__Excerpts from a dataset__
=== Section Start ===

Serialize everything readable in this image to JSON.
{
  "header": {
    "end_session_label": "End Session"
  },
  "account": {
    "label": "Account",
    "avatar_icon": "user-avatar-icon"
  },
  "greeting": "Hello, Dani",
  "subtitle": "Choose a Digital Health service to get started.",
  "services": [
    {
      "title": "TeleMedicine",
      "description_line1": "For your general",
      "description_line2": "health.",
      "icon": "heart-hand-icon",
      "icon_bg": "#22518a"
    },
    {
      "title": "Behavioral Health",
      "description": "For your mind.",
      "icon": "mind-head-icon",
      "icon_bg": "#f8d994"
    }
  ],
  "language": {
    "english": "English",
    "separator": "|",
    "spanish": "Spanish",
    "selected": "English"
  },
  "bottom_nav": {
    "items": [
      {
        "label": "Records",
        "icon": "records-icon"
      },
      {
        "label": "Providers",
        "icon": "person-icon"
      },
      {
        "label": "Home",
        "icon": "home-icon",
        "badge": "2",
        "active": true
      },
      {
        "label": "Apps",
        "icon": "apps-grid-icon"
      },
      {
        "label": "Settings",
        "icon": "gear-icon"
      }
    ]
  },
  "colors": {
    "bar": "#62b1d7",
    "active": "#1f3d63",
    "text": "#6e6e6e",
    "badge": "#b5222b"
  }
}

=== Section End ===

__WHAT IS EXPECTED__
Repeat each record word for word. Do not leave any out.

__REPLY TO THE EXERCISE__
Serialize everything readable in this image to JSON.
{
  "header": {
    "end_session_label": "End Session"
  },
  "account": {
    "label": "Account",
    "avatar_icon": "user-avatar-icon"
  },
  "greeting": "Hello, Dani",
  "subtitle": "Choose a Digital Health service to get started.",
  "services": [
    {
      "title": "TeleMedicine",
      "description_line1": "For your general",
      "description_line2": "health.",
      "icon": "heart-hand-icon",
      "icon_bg": "#22518a"
    },
    {
      "title": "Behavioral Health",
      "description": "For your mind.",
      "icon": "mind-head-icon",
      "icon_bg": "#f8d994"
    }
  ],
  "language": {
    "english": "English",
    "separator": "|",
    "spanish": "Spanish",
    "selected": "English"
  },
  "bottom_nav": {
    "items": [
      {
        "label": "Records",
        "icon": "records-icon"
      },
      {
        "label": "Providers",
        "icon": "person-icon"
      },
      {
        "label": "Home",
        "icon": "home-icon",
        "badge": "2",
        "active": true
      },
      {
        "label": "Apps",
        "icon": "apps-grid-icon"
      },
      {
        "label": "Settings",
        "icon": "gear-icon"
      }
    ]
  },
  "colors": {
    "bar": "#62b1d7",
    "active": "#1f3d63",
    "text": "#6e6e6e",
    "badge": "#b5222b"
  }
}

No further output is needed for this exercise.